16. A day when Justice is Dealt Out – Obadiah 15
17. A day of Punishment – Zeph. 1:8
18. A day of the Lord’s Anger – Zeph. 2:23
19. A day that is Unique – Zech. 14:7a
Looking at all the passages that deal with the day of the Lord in the Old Testament, it is clear that this is the time that God’s Wrath will be poured out upon an unbelieving world sometime in the future.
In the New Testament Peter makes it clear what kind of a time the day of the Lord is, “But the day of the Lord will come like a thief, in which the heavens will pass away with a roar and the elements will be destroyed with intense heat, and the earth and its works will be burned up. Since all these things are to be destroyed in this way, what sort of people ought you to be in holy conduct and godliness, looking for and hastening the coming of the day of God, on account of which the heavens will be destroyed by burning, and the elements will melt with intense heat! But according to His promise we are looking for new heavens and a new earth, which righteousness dwells” (2 Pet. 3:10-13). It is also a day of deliverance for the people of God, those who have been chosen before the foundation of the world — the elect. Believers have the promise to be delivered from the wrath to come (see Romans 5:9; 1 Thess. 1:10, 5:9). In Luke 17 Jesus says that it will come as deliverance to the believer just as deliverance came to Noah and Lot. They were both rescued, Noah in the ark and Lot from the destruction of Sodom, and then destruction came upon the unaware and unprepared world. Note what Jesus says in 17:30, “It will be just the same on the day that the son of Man is revealed.” We will be rescued in what we call the rapture, and then the day of the Lord’s wrath will be poured out on this old world.
Let me share how Robert Van Kampen describes the day of the Lord in the glossary of The Sign; “Synonymous with the second coming (parousia) of Christ. Also called the “end of the age,” the “final harvest,” and the “seventh seal,” which includes God’s trumpet and bowl judgments and is culminated in the battle of Armageddon. The most prophesied event in the Old Testament concerning the last days, the day of the Lord is marked by God’s fiery, judgmental wrath against the earth’s wicked. The primary purpose of the day-of-the-Lord wrath will be to destroy the kingdom of darkness, giving specific attention to the final beast empire of Satan which will then dominate the world. It will begin on the same day that the Rapture occurs, cutting short the great tribulation by Antichrist, sometime during the second half of the seventieth week. It will be announced with a sign divinely displayed in the heavens. (see Sign of the End of the Age).

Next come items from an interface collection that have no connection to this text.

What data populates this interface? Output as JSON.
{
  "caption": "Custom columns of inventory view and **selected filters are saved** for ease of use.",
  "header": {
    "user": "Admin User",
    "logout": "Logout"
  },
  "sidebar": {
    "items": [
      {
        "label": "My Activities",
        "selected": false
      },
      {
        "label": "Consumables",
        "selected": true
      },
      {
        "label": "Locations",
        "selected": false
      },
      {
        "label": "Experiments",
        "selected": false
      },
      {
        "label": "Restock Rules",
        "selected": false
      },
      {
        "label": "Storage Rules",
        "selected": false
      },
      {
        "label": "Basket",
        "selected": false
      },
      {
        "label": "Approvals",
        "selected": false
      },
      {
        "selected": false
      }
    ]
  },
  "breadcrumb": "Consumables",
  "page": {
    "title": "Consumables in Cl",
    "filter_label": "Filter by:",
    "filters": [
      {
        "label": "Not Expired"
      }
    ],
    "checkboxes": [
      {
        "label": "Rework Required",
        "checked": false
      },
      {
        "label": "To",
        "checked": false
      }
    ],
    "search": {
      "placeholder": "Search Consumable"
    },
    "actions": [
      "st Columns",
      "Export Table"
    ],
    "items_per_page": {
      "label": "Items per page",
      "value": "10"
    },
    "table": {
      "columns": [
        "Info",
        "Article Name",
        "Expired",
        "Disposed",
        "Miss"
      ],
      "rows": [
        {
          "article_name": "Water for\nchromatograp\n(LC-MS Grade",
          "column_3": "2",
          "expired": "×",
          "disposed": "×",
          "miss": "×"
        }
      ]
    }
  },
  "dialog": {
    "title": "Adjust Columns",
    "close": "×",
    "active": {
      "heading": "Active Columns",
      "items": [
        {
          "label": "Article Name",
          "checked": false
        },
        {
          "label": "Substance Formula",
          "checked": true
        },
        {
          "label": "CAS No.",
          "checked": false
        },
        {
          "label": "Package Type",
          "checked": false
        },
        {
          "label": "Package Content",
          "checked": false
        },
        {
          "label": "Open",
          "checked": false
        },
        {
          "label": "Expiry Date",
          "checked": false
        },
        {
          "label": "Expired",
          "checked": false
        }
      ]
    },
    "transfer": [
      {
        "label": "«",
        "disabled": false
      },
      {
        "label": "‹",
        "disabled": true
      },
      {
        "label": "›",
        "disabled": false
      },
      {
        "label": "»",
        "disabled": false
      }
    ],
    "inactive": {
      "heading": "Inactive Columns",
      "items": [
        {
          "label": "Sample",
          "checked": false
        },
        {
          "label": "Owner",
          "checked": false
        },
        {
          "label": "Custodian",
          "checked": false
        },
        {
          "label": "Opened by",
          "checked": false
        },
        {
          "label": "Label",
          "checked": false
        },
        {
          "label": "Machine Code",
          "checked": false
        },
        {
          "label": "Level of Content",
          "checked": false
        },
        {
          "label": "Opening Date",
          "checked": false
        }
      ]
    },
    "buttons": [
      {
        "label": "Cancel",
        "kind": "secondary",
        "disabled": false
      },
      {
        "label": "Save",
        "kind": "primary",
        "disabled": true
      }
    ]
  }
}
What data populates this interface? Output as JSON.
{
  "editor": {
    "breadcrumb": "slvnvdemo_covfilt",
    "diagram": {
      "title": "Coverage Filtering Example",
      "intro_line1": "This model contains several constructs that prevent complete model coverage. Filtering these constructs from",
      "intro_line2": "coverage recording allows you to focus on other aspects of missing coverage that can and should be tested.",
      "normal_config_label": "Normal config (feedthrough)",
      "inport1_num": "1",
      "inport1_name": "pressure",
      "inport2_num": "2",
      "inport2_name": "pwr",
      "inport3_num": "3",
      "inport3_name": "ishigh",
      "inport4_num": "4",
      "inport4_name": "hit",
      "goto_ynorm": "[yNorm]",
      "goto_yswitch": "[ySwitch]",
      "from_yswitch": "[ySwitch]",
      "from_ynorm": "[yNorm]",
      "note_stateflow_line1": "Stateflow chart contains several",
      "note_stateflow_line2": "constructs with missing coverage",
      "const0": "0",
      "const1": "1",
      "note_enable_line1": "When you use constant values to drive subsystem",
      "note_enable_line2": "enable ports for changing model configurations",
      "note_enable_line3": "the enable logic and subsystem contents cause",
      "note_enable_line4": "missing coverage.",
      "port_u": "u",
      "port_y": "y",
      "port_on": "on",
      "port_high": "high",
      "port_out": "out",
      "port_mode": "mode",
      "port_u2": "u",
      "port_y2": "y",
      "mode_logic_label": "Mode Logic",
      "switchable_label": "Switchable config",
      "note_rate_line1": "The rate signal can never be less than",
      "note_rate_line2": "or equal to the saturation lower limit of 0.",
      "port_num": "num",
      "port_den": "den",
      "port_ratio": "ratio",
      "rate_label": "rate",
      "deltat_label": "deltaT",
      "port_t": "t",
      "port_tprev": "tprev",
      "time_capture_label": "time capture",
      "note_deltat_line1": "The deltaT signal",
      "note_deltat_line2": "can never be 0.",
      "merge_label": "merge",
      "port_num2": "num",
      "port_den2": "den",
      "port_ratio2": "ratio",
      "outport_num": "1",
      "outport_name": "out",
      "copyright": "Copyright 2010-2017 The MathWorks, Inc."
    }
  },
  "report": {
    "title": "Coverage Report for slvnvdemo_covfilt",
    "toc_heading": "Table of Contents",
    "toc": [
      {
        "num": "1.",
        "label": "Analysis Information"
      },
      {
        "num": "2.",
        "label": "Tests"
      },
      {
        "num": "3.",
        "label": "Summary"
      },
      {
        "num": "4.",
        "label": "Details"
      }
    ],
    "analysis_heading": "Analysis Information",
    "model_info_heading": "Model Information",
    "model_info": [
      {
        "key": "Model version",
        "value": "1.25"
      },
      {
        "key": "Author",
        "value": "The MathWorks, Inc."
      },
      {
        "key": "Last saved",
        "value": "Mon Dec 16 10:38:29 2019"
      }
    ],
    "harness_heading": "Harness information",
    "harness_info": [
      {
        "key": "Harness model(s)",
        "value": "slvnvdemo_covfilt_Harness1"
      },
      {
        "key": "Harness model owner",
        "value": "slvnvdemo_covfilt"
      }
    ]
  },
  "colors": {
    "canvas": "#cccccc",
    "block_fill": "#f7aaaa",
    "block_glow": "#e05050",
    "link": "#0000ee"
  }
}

A secondary purpose of the day of the Lord will be to refine the third part of the nation of Israel who will survive the great tribulation by Antichrist, in preparation for the salvation of the surviving remnant of the nation (one tenth) after the seventieth week is complete thus completing the spiritual kingdom of God. If the day of the Lord did not cut short the great tribulation by Antichrist, none of God’s elect, Jew or Gentile, would survive.
The day of the Lord’s wrath is composed of two major parts. The first is the series of God’s trumpet judgments against the earth’s wicked, including unsaved Israel, that will occur while the seventieth week is in progress. The second part is the series of bowl judgments, “which are the last, because in them the wrath of God is finished.” These will begin after the seventieth week is complete, after the surviving remnant of Israel is saved and the Lord has hidden them in Azel for protection. The day of the Lord will end at the climactic battle (or campaign) of Armageddon.”